The building achieved LEED Gold certification, and is among the first academic buildings in Colombia to be LEED certified.
William McDonough + Partners is an architecture and urban design firm that applies a positive, principled design philosophy inspired by Cradle to Cradle—an approach that takes its cues from living systems and processes and seeks to expand on enduring standards of design quality. William McDonough’s interests and influence range widely, and he works at scales from the global to the molecular. He is recognized globally as a leader in sustainable development and was the Inaugural Chair of the World Economic Forum’s Meta-Council on the Circular Economy (2014-2016). He currently serves on the Forum’s Global Future Council on the Future of Environment and Natural Resource Security. In 2017, he received the Fortune Award for Circular Economy Leadership at the World Economic Forum’s Annual Meeting in Davos, where he was introduced as “the father of the circular economy.”

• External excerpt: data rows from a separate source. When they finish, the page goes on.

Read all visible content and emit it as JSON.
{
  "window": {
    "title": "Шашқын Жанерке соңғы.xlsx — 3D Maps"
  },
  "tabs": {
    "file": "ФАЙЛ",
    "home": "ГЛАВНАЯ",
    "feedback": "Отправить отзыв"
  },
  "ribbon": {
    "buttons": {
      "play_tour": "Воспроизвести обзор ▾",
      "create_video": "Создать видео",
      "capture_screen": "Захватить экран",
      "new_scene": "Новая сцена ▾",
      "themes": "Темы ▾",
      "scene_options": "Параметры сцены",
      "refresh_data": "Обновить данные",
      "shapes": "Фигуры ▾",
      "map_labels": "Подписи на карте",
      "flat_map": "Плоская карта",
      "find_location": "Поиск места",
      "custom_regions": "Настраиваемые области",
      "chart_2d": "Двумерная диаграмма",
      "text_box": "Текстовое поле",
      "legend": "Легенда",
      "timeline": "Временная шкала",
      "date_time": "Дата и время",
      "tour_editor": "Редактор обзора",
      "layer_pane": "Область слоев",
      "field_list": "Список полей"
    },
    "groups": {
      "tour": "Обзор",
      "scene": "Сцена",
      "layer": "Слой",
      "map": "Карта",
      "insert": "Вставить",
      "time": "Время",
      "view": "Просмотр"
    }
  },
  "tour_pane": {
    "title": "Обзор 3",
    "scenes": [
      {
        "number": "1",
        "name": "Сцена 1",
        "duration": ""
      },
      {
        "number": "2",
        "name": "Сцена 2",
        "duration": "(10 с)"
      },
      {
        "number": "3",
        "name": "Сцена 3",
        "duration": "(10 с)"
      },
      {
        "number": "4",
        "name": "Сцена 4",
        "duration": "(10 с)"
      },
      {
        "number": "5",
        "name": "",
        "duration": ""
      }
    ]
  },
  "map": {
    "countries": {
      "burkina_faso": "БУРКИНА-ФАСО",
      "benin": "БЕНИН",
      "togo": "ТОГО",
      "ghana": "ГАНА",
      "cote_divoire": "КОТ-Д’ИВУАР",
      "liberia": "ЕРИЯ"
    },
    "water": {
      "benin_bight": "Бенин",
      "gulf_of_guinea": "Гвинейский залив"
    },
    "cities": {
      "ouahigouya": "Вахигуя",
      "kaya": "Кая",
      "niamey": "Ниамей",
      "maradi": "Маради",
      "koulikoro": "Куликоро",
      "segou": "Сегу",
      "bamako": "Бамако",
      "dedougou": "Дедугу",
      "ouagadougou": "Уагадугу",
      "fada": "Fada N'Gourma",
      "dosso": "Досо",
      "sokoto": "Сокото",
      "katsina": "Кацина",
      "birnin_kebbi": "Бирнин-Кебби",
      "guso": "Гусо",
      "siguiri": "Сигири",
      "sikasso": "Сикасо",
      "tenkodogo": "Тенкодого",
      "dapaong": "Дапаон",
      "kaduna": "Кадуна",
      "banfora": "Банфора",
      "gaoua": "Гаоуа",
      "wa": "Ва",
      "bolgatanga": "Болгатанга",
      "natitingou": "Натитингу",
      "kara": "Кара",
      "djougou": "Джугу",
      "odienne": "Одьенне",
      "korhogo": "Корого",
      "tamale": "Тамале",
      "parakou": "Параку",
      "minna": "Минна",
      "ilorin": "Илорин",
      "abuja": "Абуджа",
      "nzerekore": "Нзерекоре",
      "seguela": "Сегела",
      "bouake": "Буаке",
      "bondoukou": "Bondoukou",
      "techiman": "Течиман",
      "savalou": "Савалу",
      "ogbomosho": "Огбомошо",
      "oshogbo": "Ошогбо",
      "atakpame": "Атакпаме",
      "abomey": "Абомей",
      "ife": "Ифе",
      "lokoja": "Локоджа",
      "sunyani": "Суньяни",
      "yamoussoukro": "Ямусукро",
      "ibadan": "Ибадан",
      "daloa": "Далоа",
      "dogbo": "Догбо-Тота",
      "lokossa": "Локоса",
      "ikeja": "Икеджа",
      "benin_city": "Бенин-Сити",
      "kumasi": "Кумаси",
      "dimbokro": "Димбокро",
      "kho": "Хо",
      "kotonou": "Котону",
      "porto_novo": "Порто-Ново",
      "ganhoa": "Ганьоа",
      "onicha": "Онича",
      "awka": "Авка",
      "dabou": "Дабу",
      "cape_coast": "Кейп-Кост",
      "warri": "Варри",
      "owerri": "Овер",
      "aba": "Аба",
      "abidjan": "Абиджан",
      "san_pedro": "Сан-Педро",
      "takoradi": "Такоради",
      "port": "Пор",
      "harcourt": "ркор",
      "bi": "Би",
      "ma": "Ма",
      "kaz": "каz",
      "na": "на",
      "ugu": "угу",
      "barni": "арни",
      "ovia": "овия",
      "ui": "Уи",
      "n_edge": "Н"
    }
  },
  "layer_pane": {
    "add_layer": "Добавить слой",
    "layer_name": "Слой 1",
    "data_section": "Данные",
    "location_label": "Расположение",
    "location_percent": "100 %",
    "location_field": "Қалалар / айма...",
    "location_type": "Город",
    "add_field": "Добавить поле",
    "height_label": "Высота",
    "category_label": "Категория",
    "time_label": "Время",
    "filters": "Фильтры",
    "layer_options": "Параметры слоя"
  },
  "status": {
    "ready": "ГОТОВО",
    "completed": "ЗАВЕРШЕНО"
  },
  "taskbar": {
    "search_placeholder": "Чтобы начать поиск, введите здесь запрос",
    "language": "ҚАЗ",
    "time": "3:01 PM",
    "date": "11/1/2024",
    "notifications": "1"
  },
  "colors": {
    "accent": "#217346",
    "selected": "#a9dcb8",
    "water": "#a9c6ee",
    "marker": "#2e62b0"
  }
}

Recent and current projects include: NASA’s Sustainability Base office building at Moffett Field, California, viewed by NASA as a “prototype of a 21st-century building”; the Park 20|20 Master Plan near Amsterdam, and the architectural design of several corporate offices at Park 20|20; and Hero MotoCorp’s new “Garden Factory” in Neemrana, India, as well as their new Research & Development Center in Jaipur, India. The firm is also master architect for The Valley at Schiphol Trade Park, The Netherlands’ new National Hub for the Circular Economy.
Photos ©Jairo Llano – LlanoFotografia